Author Archives: Linda Stewart

New Collection — Early Settlers in the San Gabriel Valley –Bustillos Family Collection

One of the PDHC’s newest collections features images from the family of Dr. Ernesto Nava Bustillos, sociology professor at Pasadena City College. A fifth-generation Californian, Dr. Bustillos’ family, both sides, can trace their lineage to the early days of the San Gabriel Valley, specifically to Irwindale.

Bustillos’ paternal ancestor, Don Gregorio Fraijo left Sonora, Mexico in 1843 and was hired as an overseer at a ranch in the La Ballona (now Culver City) area.  He was then apparently bit by gold fever in 1849, and along with many others, left for Sonora in search of gold.   While in Sonora, Fraijo met Henry Dalton, a land owner in what is now Irwindale but who was also searching for gold.  Although Fraijo spent the next decade moving rather frequently, likely because land was being grabbed up by Anglos as they “settled” the area, he was finally able to put down roots in 1860 when he landed at  Rancho Azusa de Dalton, a large ranch in Irwindale that was owned by his friend, Henry Dalton.   Fraijo was eventually able to purchase 120 acres of Azusa Abajo from Dalton and build his own ranch.  Fraijo’s son, Gregario, is listed in the 1850 California enumeration.

Bustillo also has a paternal connection to the Ayon family, another early landowner in Irwindale.  Facundo Ayylon (now Ayon), Dr. Bustillo’s 2nd great grandfather, was born in Mexico in 1830 but immigrated to the the early 1840’s.   Although we’re not certain when he settled in Azusa, when he died in 1893, he owned land and was living in what would become a very tight Mexican American community.
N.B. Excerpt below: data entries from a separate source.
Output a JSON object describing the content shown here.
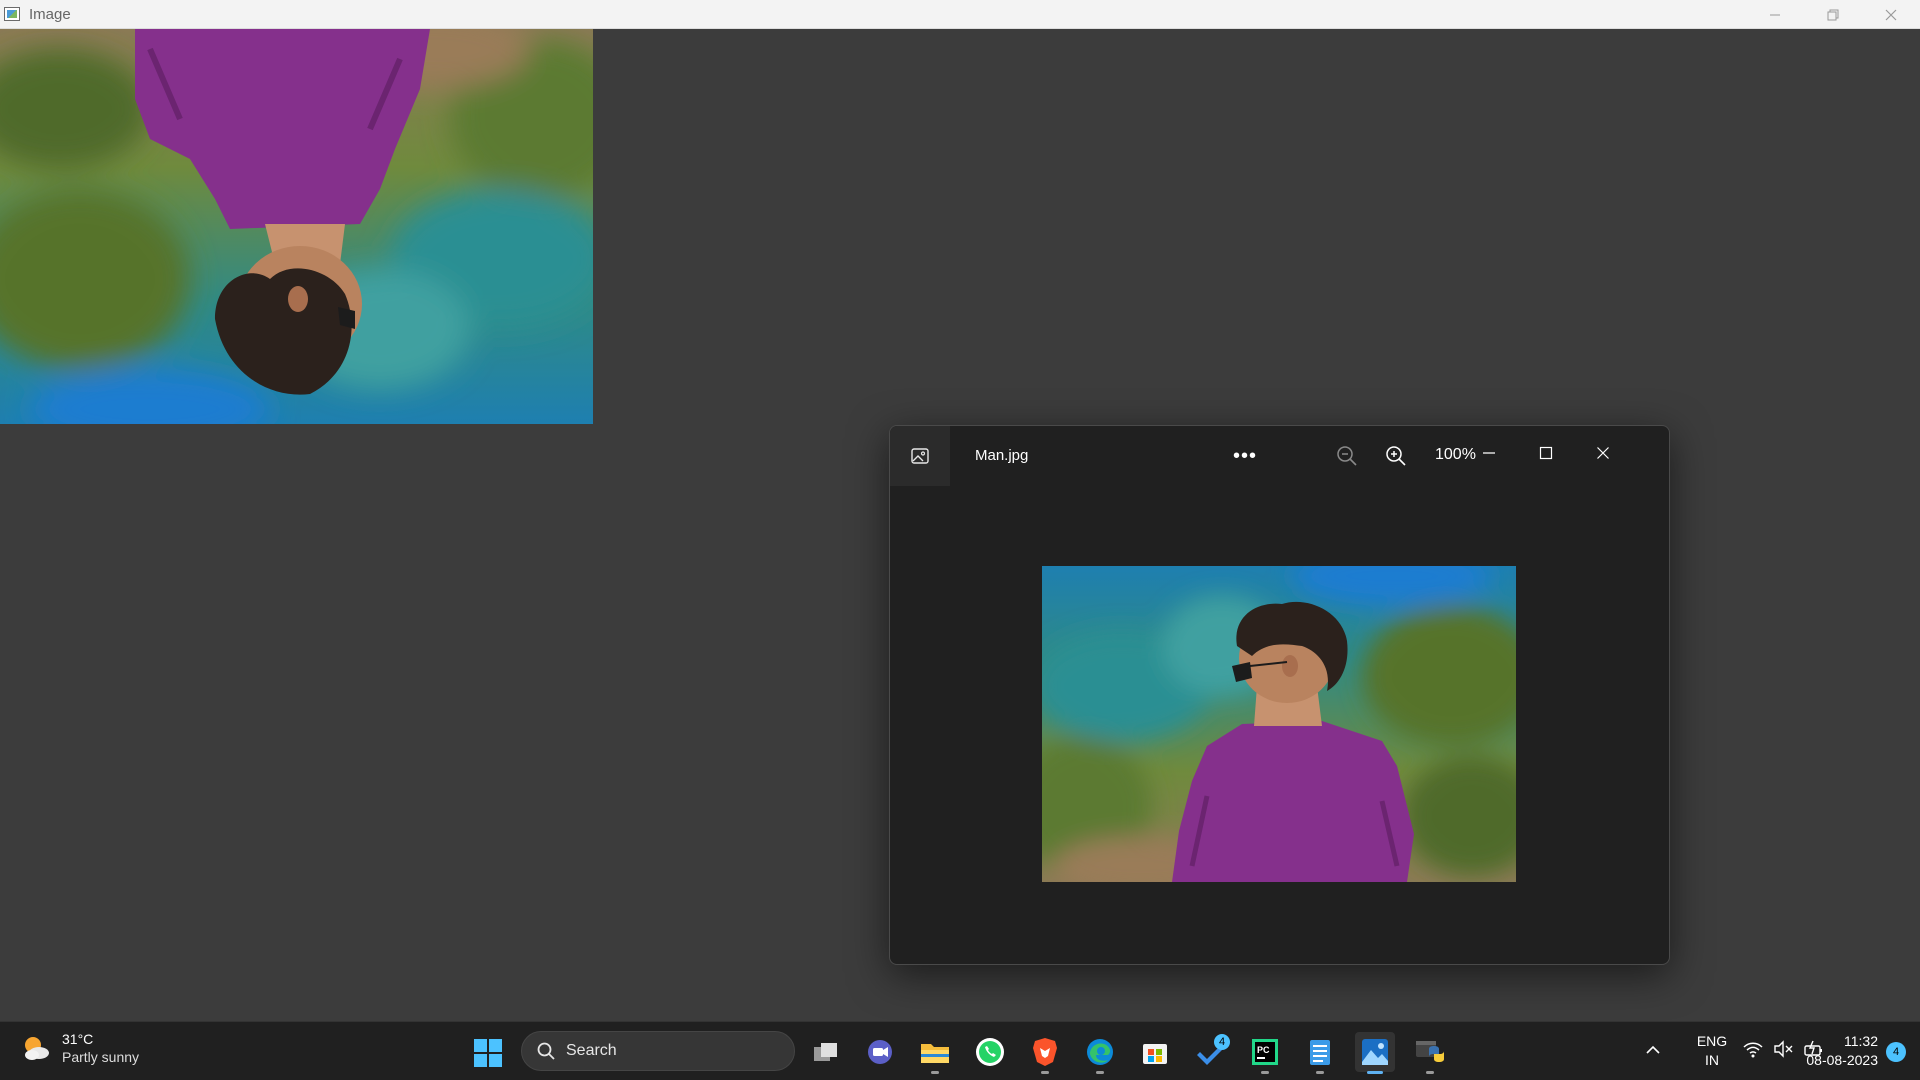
{
  "main_window": {
    "title": "Image",
    "icon": "image-app-icon",
    "controls": {
      "minimize_icon": "minimize-icon",
      "restore_icon": "restore-icon",
      "close_icon": "close-icon"
    }
  },
  "photos_viewer": {
    "filename": "Man.jpg",
    "zoom_level": "100%",
    "more_label": "•••",
    "icons": [
      "gallery-icon",
      "more-options-icon",
      "zoom-out-icon",
      "zoom-in-icon",
      "minimize-icon",
      "maximize-icon",
      "close-icon"
    ]
  },
  "taskbar": {
    "weather": {
      "temp": "31°C",
      "condition": "Partly sunny",
      "icon": "partly-sunny-icon"
    },
    "search_label": "Search",
    "apps": [
      {
        "name": "task-view",
        "icon": "task-view-icon"
      },
      {
        "name": "teams-meet",
        "icon": "teams-meet-icon"
      },
      {
        "name": "file-explorer",
        "icon": "folder-icon"
      },
      {
        "name": "whatsapp",
        "icon": "whatsapp-icon"
      },
      {
        "name": "brave",
        "icon": "brave-icon"
      },
      {
        "name": "edge",
        "icon": "edge-icon"
      },
      {
        "name": "microsoft-store",
        "icon": "store-icon"
      },
      {
        "name": "todo",
        "icon": "todo-icon",
        "badge": "4"
      },
      {
        "name": "pycharm",
        "icon": "pycharm-icon"
      },
      {
        "name": "notepad",
        "icon": "notepad-icon"
      },
      {
        "name": "photos",
        "icon": "photos-icon"
      },
      {
        "name": "python",
        "icon": "python-icon"
      }
    ],
    "tray": {
      "lang_line1": "ENG",
      "lang_line2": "IN",
      "time": "11:32",
      "date": "08-08-2023",
      "notification_count": "4"
    }
  },
  "colors": {
    "desktop_bg": "#3c3c3c",
    "viewer_bg": "#202020",
    "taskbar_bg": "#202020",
    "accent": "#4cc2ff",
    "shirt": "#8a2f8f"
  }
}
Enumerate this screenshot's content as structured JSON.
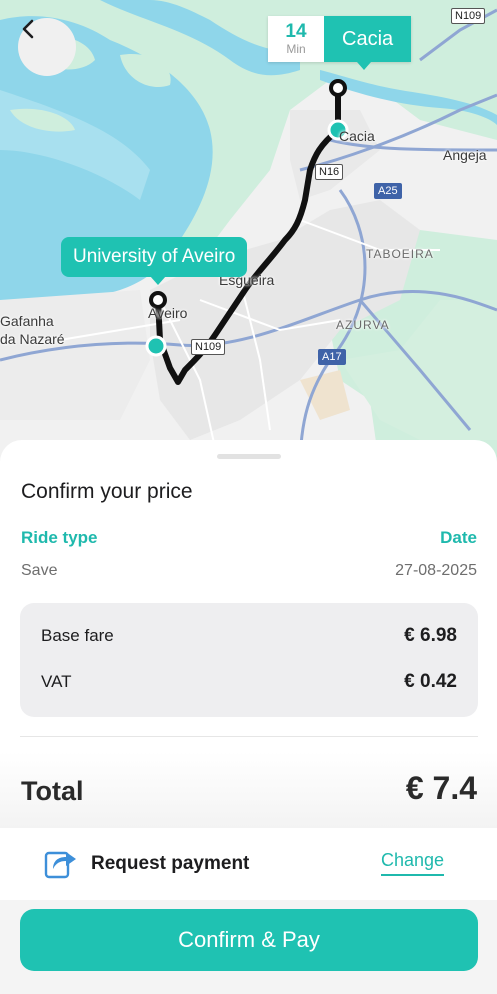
{
  "map": {
    "eta_value": "14",
    "eta_unit": "Min",
    "destination": "Cacia",
    "origin": "University of Aveiro",
    "places": {
      "cacia": "Cacia",
      "angeja": "Angeja",
      "taboeira": "TABOEIRA",
      "esgueira": "Esgueira",
      "azurva": "AZURVA",
      "aveiro": "Aveiro",
      "gafanha_1": "Gafanha",
      "gafanha_2": "da Nazaré"
    },
    "roads": {
      "n109_top": "N109",
      "n16": "N16",
      "a25": "A25",
      "n109_bottom": "N109",
      "a17": "A17"
    },
    "colors": {
      "water": "#8fd6ea",
      "green": "#cfeedd",
      "land": "#f1f1f1",
      "route": "#111111",
      "accent": "#1fc2b2"
    }
  },
  "sheet": {
    "title": "Confirm your price",
    "ride_type_label": "Ride type",
    "ride_type_value": "Save",
    "date_label": "Date",
    "date_value": "27-08-2025",
    "fare": {
      "base_label": "Base fare",
      "base_amount": "€ 6.98",
      "vat_label": "VAT",
      "vat_amount": "€ 0.42"
    },
    "total_label": "Total",
    "total_amount": "€ 7.4",
    "payment_method": "Request payment",
    "change_label": "Change",
    "confirm_label": "Confirm & Pay"
  },
  "icons": {
    "back": "chevron-left-icon",
    "payment": "request-payment-icon"
  }
}
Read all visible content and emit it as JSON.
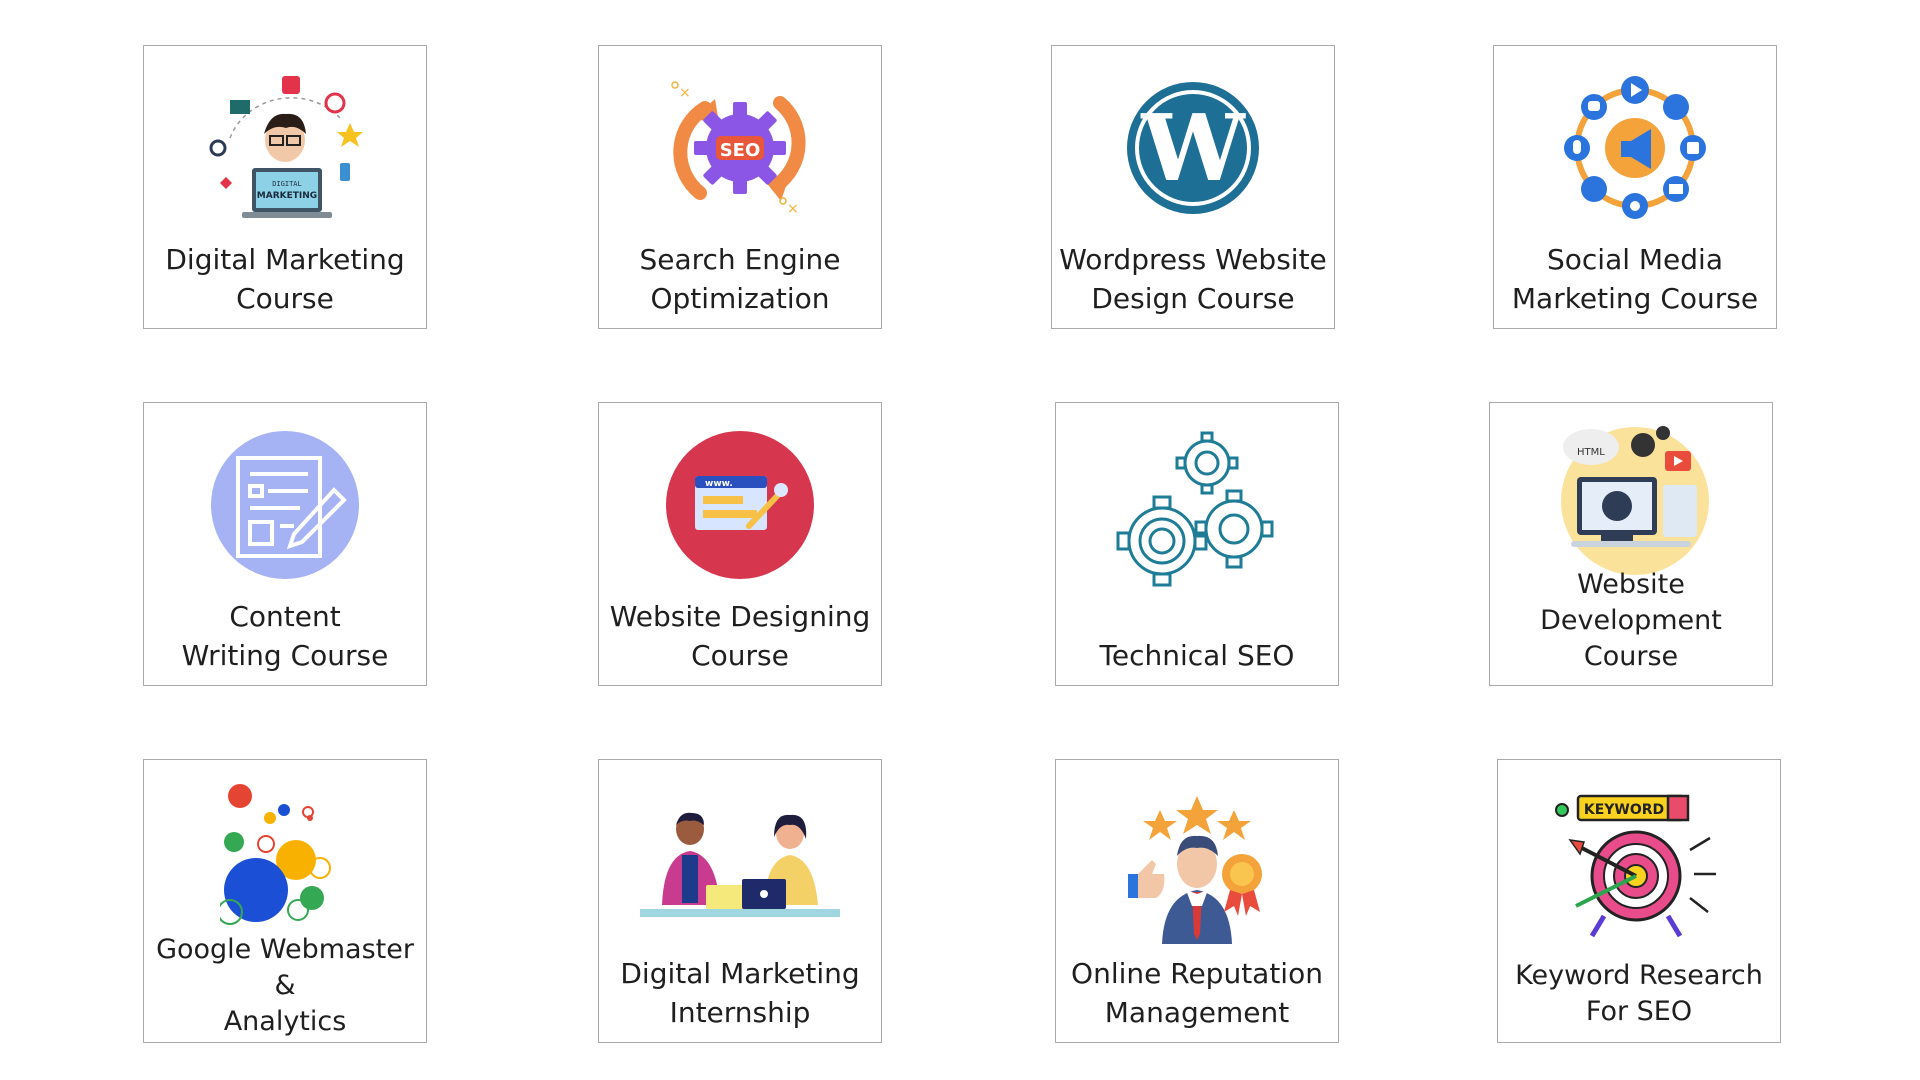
{
  "courses": [
    {
      "line1": "Digital Marketing",
      "line2": "Course",
      "icon": "digital-marketing-icon"
    },
    {
      "line1": "Search Engine",
      "line2": "Optimization",
      "icon": "seo-gear-icon"
    },
    {
      "line1": "Wordpress Website",
      "line2": "Design Course",
      "icon": "wordpress-icon"
    },
    {
      "line1": "Social Media",
      "line2": "Marketing Course",
      "icon": "social-media-icon"
    },
    {
      "line1": "Content",
      "line2": "Writing Course",
      "icon": "content-writing-icon"
    },
    {
      "line1": "Website Designing",
      "line2": "Course",
      "icon": "website-design-icon"
    },
    {
      "line1": "Technical SEO",
      "icon": "gears-icon"
    },
    {
      "line1": "Website",
      "line2": "Development Course",
      "icon": "web-development-icon"
    },
    {
      "line1": "Google Webmaster",
      "line2": "&",
      "line3": "Analytics",
      "icon": "google-analytics-icon"
    },
    {
      "line1": "Digital Marketing",
      "line2": "Internship",
      "icon": "internship-icon"
    },
    {
      "line1": "Online Reputation",
      "line2": "Management",
      "icon": "reputation-icon"
    },
    {
      "line1": "Keyword Research",
      "line2": "For SEO",
      "icon": "keyword-target-icon"
    }
  ],
  "icon_text": {
    "laptop_l1": "DIGITAL",
    "laptop_l2": "MARKETING",
    "seo": "SEO",
    "www": "www.",
    "html": "HTML",
    "keyword": "KEYWORD"
  },
  "colors": {
    "wordpress": "#1e6f95",
    "teal": "#1e7c96",
    "lavender": "#a5b2f3",
    "crimson": "#d6364e",
    "orange": "#f4a23a",
    "blue": "#2b74de",
    "google_red": "#e64433",
    "google_yellow": "#f9b100",
    "google_green": "#34a853",
    "google_blue": "#1a4fd6"
  }
}
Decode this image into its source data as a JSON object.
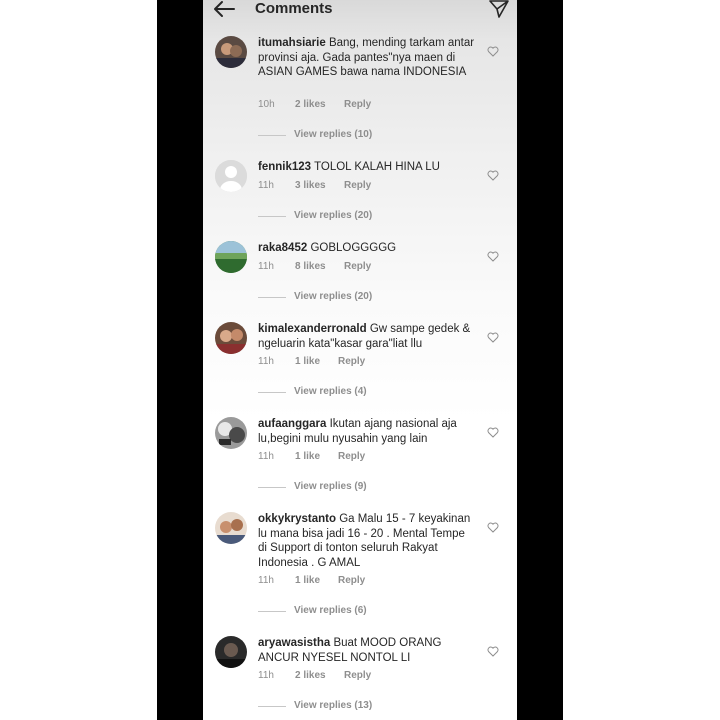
{
  "header": {
    "title": "Comments",
    "back_icon": "arrow-left-icon",
    "send_icon": "paper-plane-icon"
  },
  "comments": [
    {
      "username": "itumahsiarie",
      "text": "Bang, mending tarkam antar provinsi aja. Gada pantes\"nya maen di ASIAN GAMES bawa nama INDONESIA",
      "time": "10h",
      "likes": "2 likes",
      "reply": "Reply",
      "view_replies": "View replies (10)"
    },
    {
      "username": "fennik123",
      "text": "TOLOL KALAH HINA LU",
      "time": "11h",
      "likes": "3 likes",
      "reply": "Reply",
      "view_replies": "View replies (20)"
    },
    {
      "username": "raka8452",
      "text": "GOBLOGGGGG",
      "time": "11h",
      "likes": "8 likes",
      "reply": "Reply",
      "view_replies": "View replies (20)"
    },
    {
      "username": "kimalexanderronald",
      "text": "Gw sampe gedek & ngeluarin kata\"kasar gara\"liat llu",
      "time": "11h",
      "likes": "1 like",
      "reply": "Reply",
      "view_replies": "View replies (4)"
    },
    {
      "username": "aufaanggara",
      "text": "Ikutan ajang nasional aja lu,begini mulu nyusahin yang lain",
      "time": "11h",
      "likes": "1 like",
      "reply": "Reply",
      "view_replies": "View replies (9)"
    },
    {
      "username": "okkykrystanto",
      "text": "Ga Malu 15 - 7 keyakinan lu mana bisa jadi 16 - 20 . Mental Tempe di Support di tonton seluruh Rakyat Indonesia . G AMAL",
      "time": "11h",
      "likes": "1 like",
      "reply": "Reply",
      "view_replies": "View replies (6)"
    },
    {
      "username": "aryawasistha",
      "text": "Buat MOOD ORANG ANCUR NYESEL NONTOL LI",
      "time": "11h",
      "likes": "2 likes",
      "reply": "Reply",
      "view_replies": "View replies (13)"
    }
  ],
  "colors": {
    "text": "#262626",
    "secondary": "#8e8e8e",
    "background": "#ffffff",
    "frame": "#000000"
  }
}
In this collection are also images from Bustillos’ maternal ancestors, the Nava and Bedolla families.   Dr. Bustillo’s grandfather, Ruperto Sanchez Nava  was born in 1907 in La Calera de Victor Rosales, Zacatecas, Mexico.  He immigrated to the U.S. in July of 1923 and worked as a gardener for several estates in the San Gabriel Valley.  Images of some of the homes where he worked as well photographs of those he worked for, are included in the collection.  The Bedolla family, originally from Michoacan, immigrated to California about fifty years before the Nava’s, having arrived in 1916 during the middle of the Mexican Revolution.

This collection includes a diverse collection of photographs in addition to correspondence, news clippings, and several pieces of ephemera and personal records.


Glendale Community College


A new member of the PDHC, Glendale Community College’s collection features photographs and documents depicting life at Glendale Community College from its founding in 1927 to serve the needs of the people of La Crescenta, Glendale, and Tujunga.  In 1936 twenty-five acres were acquired for the present site of the college.  Photographs in the collection document the construction of the original campus buildings as well as campus life into the 1980s.